Philippines 6.8 earthquake, Child killed as quake strikes.
A powerful earthquake hit the southern Philippine island of Mindanao on Sunday (Dec 15), killing a child and damaging buildings in an area still recovering from a string of deadly quakes in October.
Police said a rescue operation had been launched at a heavily damaged market building near the 6.8 magnitude quake’s epicentre, which is about 90km from the major city of Davao.
Patients were evacuated from hospitals as a precaution and nervous crowds massed outside shopping malls after the jolt and a series of smaller, but strong aftershocks.
People rushed from homes and restaurants set swaying by the strong jolt, and the Philippine Institue of Volcanology and Seismology said damage and aftershocks could be expected.

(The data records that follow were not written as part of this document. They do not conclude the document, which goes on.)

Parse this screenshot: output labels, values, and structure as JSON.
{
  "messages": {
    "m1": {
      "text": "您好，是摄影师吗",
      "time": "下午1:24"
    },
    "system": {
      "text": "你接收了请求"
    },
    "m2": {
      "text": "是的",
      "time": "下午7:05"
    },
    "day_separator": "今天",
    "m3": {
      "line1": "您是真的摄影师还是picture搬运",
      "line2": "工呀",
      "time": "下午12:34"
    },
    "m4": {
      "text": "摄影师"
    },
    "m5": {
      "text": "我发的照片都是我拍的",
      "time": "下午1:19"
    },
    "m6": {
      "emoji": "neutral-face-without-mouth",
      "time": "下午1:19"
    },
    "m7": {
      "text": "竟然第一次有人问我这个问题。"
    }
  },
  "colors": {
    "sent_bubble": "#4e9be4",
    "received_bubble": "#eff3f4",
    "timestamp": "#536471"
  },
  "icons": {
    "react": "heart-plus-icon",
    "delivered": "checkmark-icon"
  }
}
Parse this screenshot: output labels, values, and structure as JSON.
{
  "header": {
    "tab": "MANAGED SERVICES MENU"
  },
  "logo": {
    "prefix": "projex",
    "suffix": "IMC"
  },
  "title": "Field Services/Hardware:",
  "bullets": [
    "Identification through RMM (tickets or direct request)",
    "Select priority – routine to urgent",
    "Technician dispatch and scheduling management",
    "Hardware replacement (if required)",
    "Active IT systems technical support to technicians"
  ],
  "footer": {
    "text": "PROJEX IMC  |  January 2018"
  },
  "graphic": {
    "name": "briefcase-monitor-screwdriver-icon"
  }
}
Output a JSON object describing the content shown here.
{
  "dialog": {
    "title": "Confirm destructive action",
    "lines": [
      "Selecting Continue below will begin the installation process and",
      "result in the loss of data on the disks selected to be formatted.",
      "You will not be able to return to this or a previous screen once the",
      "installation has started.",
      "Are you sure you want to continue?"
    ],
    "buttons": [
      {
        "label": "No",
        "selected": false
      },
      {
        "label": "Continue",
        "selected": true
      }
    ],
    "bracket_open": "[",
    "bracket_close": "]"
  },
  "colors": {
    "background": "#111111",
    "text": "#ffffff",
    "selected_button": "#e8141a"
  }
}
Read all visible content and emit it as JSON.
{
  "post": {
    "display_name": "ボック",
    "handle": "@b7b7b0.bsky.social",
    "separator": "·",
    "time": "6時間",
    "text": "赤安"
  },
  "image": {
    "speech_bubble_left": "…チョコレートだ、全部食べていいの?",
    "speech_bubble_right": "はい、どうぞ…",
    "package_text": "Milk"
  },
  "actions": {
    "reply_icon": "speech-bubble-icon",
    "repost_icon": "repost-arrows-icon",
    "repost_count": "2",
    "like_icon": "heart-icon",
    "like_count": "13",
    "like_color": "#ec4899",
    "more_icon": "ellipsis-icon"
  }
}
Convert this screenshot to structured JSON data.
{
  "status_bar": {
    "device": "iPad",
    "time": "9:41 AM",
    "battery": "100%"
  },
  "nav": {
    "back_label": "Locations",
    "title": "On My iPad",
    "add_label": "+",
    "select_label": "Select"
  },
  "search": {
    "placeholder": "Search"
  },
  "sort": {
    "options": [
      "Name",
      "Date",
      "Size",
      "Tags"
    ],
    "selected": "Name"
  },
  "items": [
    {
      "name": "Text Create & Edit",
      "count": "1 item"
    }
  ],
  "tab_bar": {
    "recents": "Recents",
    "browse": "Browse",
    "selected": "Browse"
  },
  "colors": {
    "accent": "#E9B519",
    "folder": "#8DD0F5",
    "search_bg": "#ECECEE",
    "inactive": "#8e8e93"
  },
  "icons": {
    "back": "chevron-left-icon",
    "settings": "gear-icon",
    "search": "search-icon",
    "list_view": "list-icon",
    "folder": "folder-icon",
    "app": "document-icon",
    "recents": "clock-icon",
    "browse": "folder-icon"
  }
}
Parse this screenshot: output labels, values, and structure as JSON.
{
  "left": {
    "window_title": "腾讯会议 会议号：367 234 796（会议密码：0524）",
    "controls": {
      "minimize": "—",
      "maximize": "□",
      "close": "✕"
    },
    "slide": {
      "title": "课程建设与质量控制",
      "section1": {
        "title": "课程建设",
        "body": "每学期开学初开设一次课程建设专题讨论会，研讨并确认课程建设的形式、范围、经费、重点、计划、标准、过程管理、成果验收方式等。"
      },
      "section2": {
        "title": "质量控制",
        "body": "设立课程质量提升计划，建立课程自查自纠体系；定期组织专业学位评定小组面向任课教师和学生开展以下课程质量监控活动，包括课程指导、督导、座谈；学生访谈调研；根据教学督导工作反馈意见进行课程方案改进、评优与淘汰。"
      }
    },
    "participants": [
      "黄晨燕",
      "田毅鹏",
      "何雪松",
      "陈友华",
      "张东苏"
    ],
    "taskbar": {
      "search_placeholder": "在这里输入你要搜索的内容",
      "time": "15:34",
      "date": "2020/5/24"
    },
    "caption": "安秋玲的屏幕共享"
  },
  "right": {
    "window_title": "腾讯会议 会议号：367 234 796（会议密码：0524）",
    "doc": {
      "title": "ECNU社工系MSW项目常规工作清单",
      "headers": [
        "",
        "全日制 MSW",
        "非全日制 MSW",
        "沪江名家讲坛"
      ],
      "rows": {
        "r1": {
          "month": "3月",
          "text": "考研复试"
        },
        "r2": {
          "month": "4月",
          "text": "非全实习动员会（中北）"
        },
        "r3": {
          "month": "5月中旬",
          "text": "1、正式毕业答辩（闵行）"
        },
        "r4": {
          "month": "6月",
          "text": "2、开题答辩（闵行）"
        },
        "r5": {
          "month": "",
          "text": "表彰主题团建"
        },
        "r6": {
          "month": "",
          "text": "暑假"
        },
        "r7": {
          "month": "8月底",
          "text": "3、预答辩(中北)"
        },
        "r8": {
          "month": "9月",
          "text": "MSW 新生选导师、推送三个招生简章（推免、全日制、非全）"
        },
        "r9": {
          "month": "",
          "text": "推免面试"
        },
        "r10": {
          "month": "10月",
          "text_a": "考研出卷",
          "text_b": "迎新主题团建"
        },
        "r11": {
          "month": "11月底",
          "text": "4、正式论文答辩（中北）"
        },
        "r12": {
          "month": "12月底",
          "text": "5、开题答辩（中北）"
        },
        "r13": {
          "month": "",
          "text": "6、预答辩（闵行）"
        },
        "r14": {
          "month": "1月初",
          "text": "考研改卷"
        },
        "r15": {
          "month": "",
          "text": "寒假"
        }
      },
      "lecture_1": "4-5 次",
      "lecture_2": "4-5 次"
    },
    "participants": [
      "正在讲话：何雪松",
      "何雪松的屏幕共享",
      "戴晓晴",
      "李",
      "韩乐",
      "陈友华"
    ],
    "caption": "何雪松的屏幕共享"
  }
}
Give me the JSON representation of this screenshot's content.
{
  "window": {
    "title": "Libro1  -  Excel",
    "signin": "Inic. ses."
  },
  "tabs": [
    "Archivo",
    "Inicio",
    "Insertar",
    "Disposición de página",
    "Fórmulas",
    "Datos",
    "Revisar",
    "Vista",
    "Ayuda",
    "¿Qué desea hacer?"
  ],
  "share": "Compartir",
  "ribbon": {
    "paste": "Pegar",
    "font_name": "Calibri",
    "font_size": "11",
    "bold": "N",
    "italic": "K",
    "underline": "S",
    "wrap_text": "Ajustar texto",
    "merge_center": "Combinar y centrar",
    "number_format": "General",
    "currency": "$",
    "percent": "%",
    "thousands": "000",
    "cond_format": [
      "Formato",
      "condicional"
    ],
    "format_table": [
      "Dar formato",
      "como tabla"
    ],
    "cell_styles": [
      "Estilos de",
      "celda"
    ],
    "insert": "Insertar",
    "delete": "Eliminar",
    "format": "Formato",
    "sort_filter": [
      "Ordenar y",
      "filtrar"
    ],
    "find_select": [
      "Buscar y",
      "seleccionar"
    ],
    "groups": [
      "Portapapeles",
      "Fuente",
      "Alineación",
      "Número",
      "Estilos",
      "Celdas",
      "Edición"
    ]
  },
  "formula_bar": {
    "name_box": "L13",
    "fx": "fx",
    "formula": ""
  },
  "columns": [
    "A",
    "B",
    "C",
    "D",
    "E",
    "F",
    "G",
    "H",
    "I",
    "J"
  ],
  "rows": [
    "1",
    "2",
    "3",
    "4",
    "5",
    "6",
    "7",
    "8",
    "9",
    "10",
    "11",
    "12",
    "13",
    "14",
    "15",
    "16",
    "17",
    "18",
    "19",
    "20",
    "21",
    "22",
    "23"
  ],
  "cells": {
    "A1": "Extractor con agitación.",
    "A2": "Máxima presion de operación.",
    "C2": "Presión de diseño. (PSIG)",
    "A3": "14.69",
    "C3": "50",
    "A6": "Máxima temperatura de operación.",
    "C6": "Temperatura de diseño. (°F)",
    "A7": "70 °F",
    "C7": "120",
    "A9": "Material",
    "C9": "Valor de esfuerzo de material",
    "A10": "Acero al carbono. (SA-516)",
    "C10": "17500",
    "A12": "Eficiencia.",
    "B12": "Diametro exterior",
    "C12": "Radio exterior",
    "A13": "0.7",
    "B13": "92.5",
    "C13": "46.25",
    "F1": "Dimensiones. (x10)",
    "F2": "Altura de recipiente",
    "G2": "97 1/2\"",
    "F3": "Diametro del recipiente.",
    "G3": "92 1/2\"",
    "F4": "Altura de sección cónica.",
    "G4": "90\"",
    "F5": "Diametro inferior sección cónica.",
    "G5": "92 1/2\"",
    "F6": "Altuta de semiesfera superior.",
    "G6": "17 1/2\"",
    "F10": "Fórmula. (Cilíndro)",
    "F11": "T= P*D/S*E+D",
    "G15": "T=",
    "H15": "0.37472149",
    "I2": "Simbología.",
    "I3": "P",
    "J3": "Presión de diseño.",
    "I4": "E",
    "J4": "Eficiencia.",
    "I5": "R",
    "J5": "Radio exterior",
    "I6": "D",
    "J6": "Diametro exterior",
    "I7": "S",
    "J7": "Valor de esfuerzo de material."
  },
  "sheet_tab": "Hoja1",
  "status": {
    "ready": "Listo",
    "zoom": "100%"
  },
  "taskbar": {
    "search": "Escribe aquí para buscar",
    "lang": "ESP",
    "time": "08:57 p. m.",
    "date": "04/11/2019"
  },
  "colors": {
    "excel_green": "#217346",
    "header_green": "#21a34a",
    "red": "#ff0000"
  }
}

Two strong aftershocks of magnitude 5 and 5.7 centred north of General Santos City was recorded after the main tremor.
Anthony Allada, public information officer of Magsaysay Town in Davao del Sur province, near the epicentre, said 14 people were injured but none seriously. Roads and buildings, including the local government office, were damaged and power was out in the town, he said.
“We don’t know what to do anymore. Do we respond first or attend to our families first?”, Allada told DZMM radio.
Vincent Fernandez, the mayor of Matanao town in the southern Philippines, told local radio that a six-year-old girl had died after a wall collapsed on her during the quake.
He said the extent of the damage was not yet clear but authorities needed food, water and tarpaulins and blankets to help residents.
DZMM also reported that power was out in General Santos City, where patients at a local hospital were being evacuated.
Police said a rescue operation had been launched at a heavily damaged market building near the 6.8 magnitude quake’s epicentre.
Patients were evacuated from hospitals as a precaution and nervous crowds massed outside shopping malls after the powerful jolt and a series of smaller, but strong aftershocks.
“We can no longer use our office because the walls cracked and the stairs collapsed,” local police spokeswoman Lea Orbuda told AFP. “The power is off and the water taps are dry.”
She added that at least 24 people had been taken to the hospital, but was not aware of any reports of deaths as search operations continued.
President Rodrigo Duterte, who is from Davao, was in the city when the quake struck.
“He is ok. He and his daughter Kitty were in their house when the quake struck,” presidential spokesman Salvador Panelo said. “First Lady Honeylet was on her way home when the ground trembled. She said her car was swaying. She is unhurt.”
Video footage of the latest quake posted by users on Twitter showed overhead electrical wires swaying and erupting in a shower of sparks. Another video showed water sloshing out of a residential swimming pool.
One picture said to be from Padada, close to the epicentre in the province of Davao del Sur, showed a building collapsed onto a car. Reuters could not immediately verify the images.
The Philippines suffers regular tremors as part of the Pacific “Ring of Fire”, an arc of intense seismic activity that stretches from Japan through Southeast Asia and across the Pacific basin.
Three quakes above 6.0 magnitude hit roughly the same area of Mindanao in a matter of weeks in October, killing some two dozen people and heavily damaging office buildings, schools and apartments.
Tens of thousands of people were forced into shelters by the string of tremors, the government said, either because their homes were damaged or they were too afraid to return.
Most of the deaths in October were due to collapsing walls and falling debris, including a teenage boy who was crushed by a falling wall as he tried to escape his school.
However, other fatalities were attributed to rock and landslides unleashed by the violent shaking that injured at least 400 people.
In hard-hit areas where aid took some time to arrive some villagers staying under tents near a highway begged for help from passing motorists, carrying placards asking for food and water.
In the wake of the tremors, rescuers went from town to town looking for casualties but also urging families to leave homes endangered by landslides, while several residents trapped in mountainous villages had been airlifted to safety.
The Philippines has been hit by very powerful earthquakes in recent decades, including a 7.8 magnitude that struck the northern resort town of Baguio in 1990.
That tremor toppled tall multi-story buildings and hotels, killing some 1,200 people.
There were no immediate reports of damage, but quakes of such magnitude can damage buildings.
The same region was shaken by three quakes in October and one in November, one which killed at least five people.
Video footage posted on Twitter by users to portray the impact of the quake showed overhead electrical wires swaying and erupting in a shower of sparks. Another video showed water sloshing out of a residential swimming pool. Reuters could not immediately verify the videos.
The Philippines sits on the geologically active Pacific Ring of Fire and experiences frequent tremors.